[Collected data entries]

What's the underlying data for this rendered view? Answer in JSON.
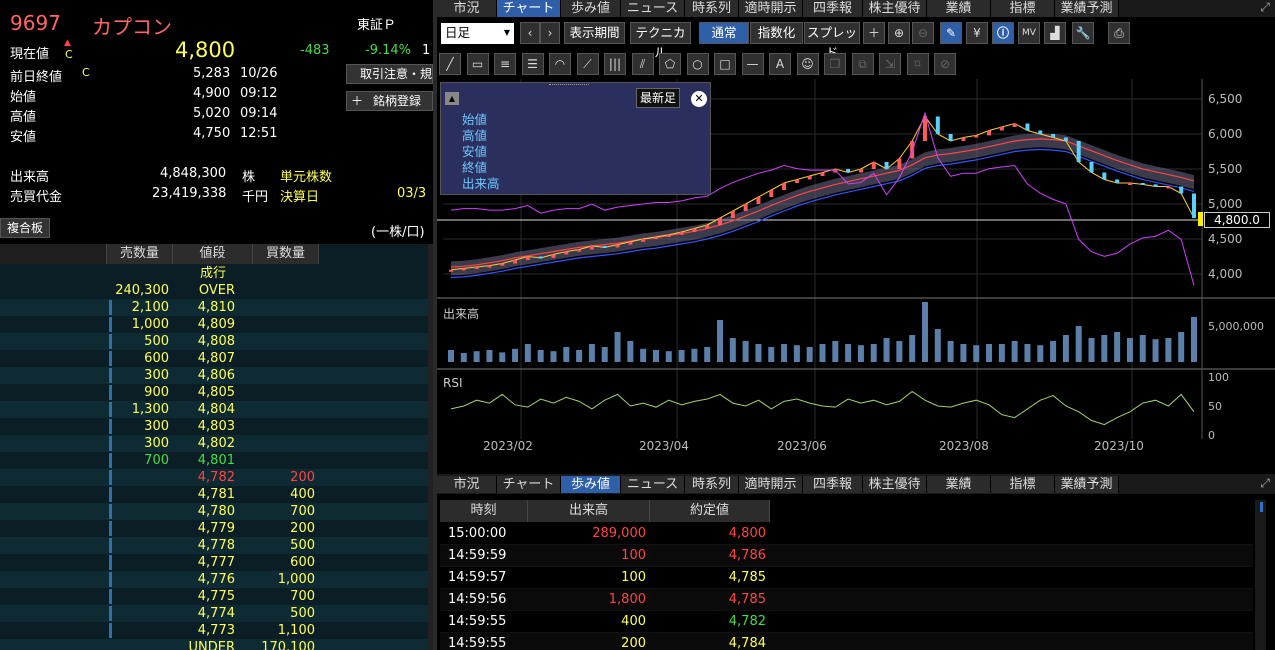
{
  "quote": {
    "code": "9697",
    "name": "カプコン",
    "market": "東証Ｐ",
    "current_label": "現在値",
    "current_marker": "C",
    "current": "4,800",
    "change": "-483",
    "pct": "-9.14%",
    "pct_extra": "1",
    "prev_label": "前日終値",
    "prev_marker": "C",
    "prev": "5,283",
    "prev_date": "10/26",
    "open_label": "始値",
    "open": "4,900",
    "open_time": "09:12",
    "high_label": "高値",
    "high": "5,020",
    "high_time": "09:14",
    "low_label": "安値",
    "low": "4,750",
    "low_time": "12:51",
    "volume_label": "出来高",
    "volume": "4,848,300",
    "volume_unit": "株",
    "unit_label": "単元株数",
    "turnover_label": "売買代金",
    "turnover": "23,419,338",
    "turnover_unit": "千円",
    "fiscal_label": "決算日",
    "fiscal": "03/3"
  },
  "side_buttons": {
    "caution": "取引注意・規",
    "register": "銘柄登録"
  },
  "orderbook": {
    "title": "複合板",
    "unit": "(一株/口)",
    "headers": [
      "売数量",
      "値段",
      "買数量"
    ],
    "market_label": "成行",
    "rows": [
      {
        "sell": "240,300",
        "price": "OVER",
        "buy": "",
        "bar": 0,
        "c": "yl"
      },
      {
        "sell": "2,100",
        "price": "4,810",
        "buy": "",
        "bar": 0.02,
        "c": "yl"
      },
      {
        "sell": "1,000",
        "price": "4,809",
        "buy": "",
        "bar": 0.02,
        "c": "yl"
      },
      {
        "sell": "500",
        "price": "4,808",
        "buy": "",
        "bar": 0.02,
        "c": "yl"
      },
      {
        "sell": "600",
        "price": "4,807",
        "buy": "",
        "bar": 0.02,
        "c": "yl"
      },
      {
        "sell": "300",
        "price": "4,806",
        "buy": "",
        "bar": 0.02,
        "c": "yl"
      },
      {
        "sell": "900",
        "price": "4,805",
        "buy": "",
        "bar": 0.02,
        "c": "yl"
      },
      {
        "sell": "1,300",
        "price": "4,804",
        "buy": "",
        "bar": 0.02,
        "c": "yl"
      },
      {
        "sell": "300",
        "price": "4,803",
        "buy": "",
        "bar": 0.02,
        "c": "yl"
      },
      {
        "sell": "300",
        "price": "4,802",
        "buy": "",
        "bar": 0.02,
        "c": "yl"
      },
      {
        "sell": "700",
        "price": "4,801",
        "buy": "",
        "bar": 0.05,
        "c": "gr"
      },
      {
        "sell": "",
        "price": "4,782",
        "buy": "200",
        "bar": 0.01,
        "c": "rd"
      },
      {
        "sell": "",
        "price": "4,781",
        "buy": "400",
        "bar": 0.02,
        "c": "yl"
      },
      {
        "sell": "",
        "price": "4,780",
        "buy": "700",
        "bar": 0.05,
        "c": "yl"
      },
      {
        "sell": "",
        "price": "4,779",
        "buy": "200",
        "bar": 0.01,
        "c": "yl"
      },
      {
        "sell": "",
        "price": "4,778",
        "buy": "500",
        "bar": 0.02,
        "c": "yl"
      },
      {
        "sell": "",
        "price": "4,777",
        "buy": "600",
        "bar": 0.02,
        "c": "yl"
      },
      {
        "sell": "",
        "price": "4,776",
        "buy": "1,000",
        "bar": 0.02,
        "c": "yl"
      },
      {
        "sell": "",
        "price": "4,775",
        "buy": "700",
        "bar": 0.02,
        "c": "yl"
      },
      {
        "sell": "",
        "price": "4,774",
        "buy": "500",
        "bar": 0.02,
        "c": "yl"
      },
      {
        "sell": "",
        "price": "4,773",
        "buy": "1,100",
        "bar": 0.02,
        "c": "yl"
      },
      {
        "sell": "",
        "price": "UNDER",
        "buy": "170,100",
        "bar": 0,
        "c": "yl"
      }
    ]
  },
  "tabs": [
    "市況",
    "チャート",
    "歩み値",
    "ニュース",
    "時系列",
    "適時開示",
    "四季報",
    "株主優待",
    "業績",
    "指標",
    "業績予測"
  ],
  "chart_toolbar": {
    "period_select": "日足",
    "display_period": "表示期間",
    "technical": "テクニカル",
    "normal": "通常",
    "index": "指数化",
    "spread": "スプレッド"
  },
  "chart_tools": [
    "line",
    "eraser",
    "hlines",
    "hlines2",
    "arc",
    "fan",
    "vlines",
    "channel",
    "pentagon",
    "circle",
    "rect",
    "hline",
    "text",
    "icon",
    "copy",
    "copy2",
    "shift",
    "label",
    "tag"
  ],
  "ohlc_popup": {
    "latest": "最新足",
    "open": "始値",
    "high": "高値",
    "low": "安値",
    "close": "終値",
    "volume": "出来高"
  },
  "chart_data": {
    "type": "line",
    "title": "",
    "y_ticks": [
      "6,500",
      "6,000",
      "5,500",
      "5,000",
      "4,500",
      "4,000"
    ],
    "ylim": [
      4000,
      6500
    ],
    "x_ticks": [
      "2023/02",
      "2023/04",
      "2023/06",
      "2023/08",
      "2023/10"
    ],
    "last_price_tag": "4,800.0",
    "volume_label": "出来高",
    "volume_tick": "5,000,000",
    "rsi_label": "RSI",
    "rsi_ticks": [
      "100",
      "50",
      "0"
    ],
    "series": [
      {
        "values": [
          4060,
          4080,
          4100,
          4120,
          4150,
          4200,
          4250,
          4230,
          4280,
          4320,
          4350,
          4400,
          4380,
          4420,
          4460,
          4500,
          4530,
          4560,
          4600,
          4650,
          4700,
          4800,
          4900,
          5000,
          5100,
          5200,
          5300,
          5350,
          5400,
          5450,
          5500,
          5450,
          5500,
          5600,
          5500,
          5650,
          5900,
          6250,
          6000,
          5900,
          5950,
          5980,
          6050,
          6100,
          6150,
          6050,
          6000,
          5950,
          5900,
          5600,
          5450,
          5350,
          5300,
          5300,
          5280,
          5250,
          5250,
          5150,
          4800
        ]
      },
      {
        "values": [
          4100,
          4110,
          4130,
          4160,
          4190,
          4230,
          4260,
          4290,
          4320,
          4350,
          4380,
          4400,
          4420,
          4440,
          4470,
          4500,
          4520,
          4550,
          4580,
          4610,
          4650,
          4700,
          4760,
          4830,
          4900,
          4980,
          5050,
          5120,
          5180,
          5230,
          5280,
          5320,
          5360,
          5400,
          5440,
          5480,
          5560,
          5660,
          5700,
          5720,
          5750,
          5780,
          5820,
          5860,
          5900,
          5920,
          5930,
          5920,
          5900,
          5830,
          5760,
          5690,
          5620,
          5560,
          5500,
          5460,
          5420,
          5380,
          5330
        ]
      }
    ],
    "volume": [
      0.2,
      0.15,
      0.18,
      0.2,
      0.16,
      0.22,
      0.3,
      0.2,
      0.18,
      0.25,
      0.2,
      0.3,
      0.25,
      0.5,
      0.35,
      0.22,
      0.2,
      0.18,
      0.2,
      0.22,
      0.25,
      0.7,
      0.4,
      0.35,
      0.3,
      0.25,
      0.3,
      0.28,
      0.25,
      0.3,
      0.35,
      0.3,
      0.28,
      0.3,
      0.4,
      0.35,
      0.45,
      1.0,
      0.55,
      0.35,
      0.3,
      0.28,
      0.3,
      0.3,
      0.35,
      0.3,
      0.28,
      0.35,
      0.45,
      0.6,
      0.4,
      0.45,
      0.5,
      0.4,
      0.45,
      0.38,
      0.4,
      0.5,
      0.75
    ],
    "rsi": [
      45,
      50,
      60,
      55,
      70,
      52,
      48,
      62,
      55,
      65,
      58,
      45,
      60,
      70,
      50,
      55,
      48,
      60,
      52,
      58,
      62,
      70,
      55,
      50,
      60,
      45,
      58,
      62,
      55,
      50,
      48,
      62,
      55,
      60,
      52,
      58,
      75,
      60,
      50,
      48,
      55,
      60,
      52,
      35,
      30,
      45,
      60,
      68,
      50,
      40,
      25,
      18,
      30,
      40,
      55,
      60,
      50,
      70,
      40
    ]
  },
  "ayumi": {
    "headers": [
      "時刻",
      "出来高",
      "約定値"
    ],
    "rows": [
      {
        "time": "15:00:00",
        "vol": "289,000",
        "price": "4,800",
        "c": "rd"
      },
      {
        "time": "14:59:59",
        "vol": "100",
        "price": "4,786",
        "c": "rd"
      },
      {
        "time": "14:59:57",
        "vol": "100",
        "price": "4,785",
        "c": "yl"
      },
      {
        "time": "14:59:56",
        "vol": "1,800",
        "price": "4,785",
        "c": "rd"
      },
      {
        "time": "14:59:55",
        "vol": "400",
        "price": "4,782",
        "c": "gr"
      },
      {
        "time": "14:59:55",
        "vol": "200",
        "price": "4,784",
        "c": "yl"
      }
    ]
  }
}
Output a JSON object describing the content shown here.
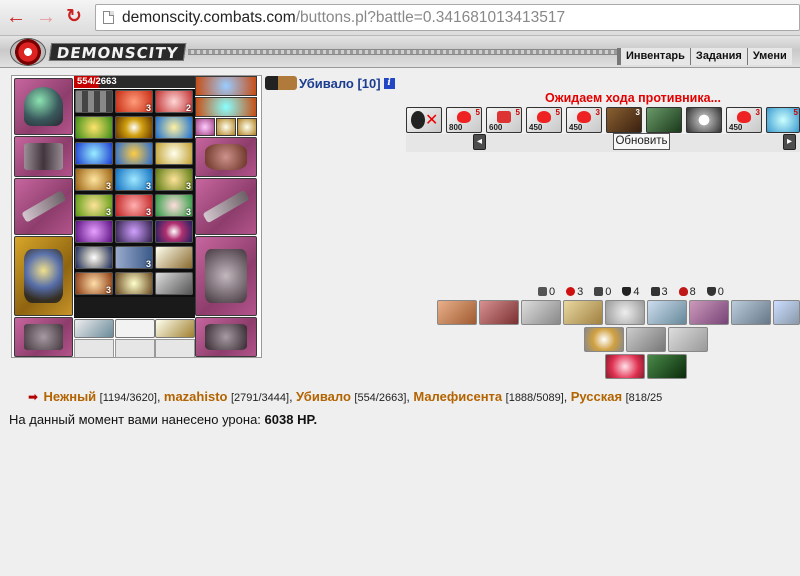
{
  "browser": {
    "url_host": "demonscity.combats.com",
    "url_path": "/buttons.pl?battle=0.341681013413517"
  },
  "header": {
    "logo": "DEMONSCITY",
    "menu": [
      "Инвентарь",
      "Задания",
      "Умени"
    ]
  },
  "character": {
    "hp_current": 554,
    "hp_max": 2663,
    "hp_text": "554/2663",
    "belt_counts": [
      "3",
      "2",
      "3",
      "3",
      "3",
      "3",
      "3",
      "3",
      "3",
      "3",
      "3"
    ]
  },
  "battle": {
    "player_name": "Убивало [10]",
    "info_icon": "i",
    "wait_text": "Ожидаем хода противника...",
    "refresh_label": "Обновить",
    "enemies": [
      {
        "num": "",
        "sub": ""
      },
      {
        "num": "5",
        "sub": "800"
      },
      {
        "num": "5",
        "sub": "600"
      },
      {
        "num": "5",
        "sub": "450"
      },
      {
        "num": "3",
        "sub": "450"
      },
      {
        "num": "3",
        "sub": ""
      },
      {
        "num": "",
        "sub": ""
      },
      {
        "num": "",
        "sub": ""
      },
      {
        "num": "3",
        "sub": "450"
      },
      {
        "num": "5",
        "sub": ""
      }
    ],
    "stats": [
      {
        "icon": "sword-icon",
        "value": "0",
        "color": "#444444"
      },
      {
        "icon": "blood-icon",
        "value": "3",
        "color": "#d01010"
      },
      {
        "icon": "counter-icon",
        "value": "0",
        "color": "#444444"
      },
      {
        "icon": "shield-icon",
        "value": "4",
        "color": "#222222"
      },
      {
        "icon": "cross-icon",
        "value": "3",
        "color": "#333333"
      },
      {
        "icon": "heart-icon",
        "value": "8",
        "color": "#c01818"
      },
      {
        "icon": "block-icon",
        "value": "0",
        "color": "#333333"
      }
    ]
  },
  "team": {
    "members": [
      {
        "name": "Нежный",
        "hp": "[1194/3620]",
        "sep": ", "
      },
      {
        "name": "mazahisto",
        "hp": "[2791/3444]",
        "sep": ", "
      },
      {
        "name": "Убивало",
        "hp": "[554/2663]",
        "sep": ", "
      },
      {
        "name": "Малефисента",
        "hp": "[1888/5089]",
        "sep": ", "
      },
      {
        "name": "Русская",
        "hp": "[818/25",
        "sep": ""
      }
    ],
    "damage_label": "На данный момент вами нанесено урона:",
    "damage_value": "6038 HP."
  }
}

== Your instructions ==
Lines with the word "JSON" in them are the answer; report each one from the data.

== Expected output ==
What's the underlying data for this rendered view? Answer in JSON.
Output a JSON object describing the content shown here.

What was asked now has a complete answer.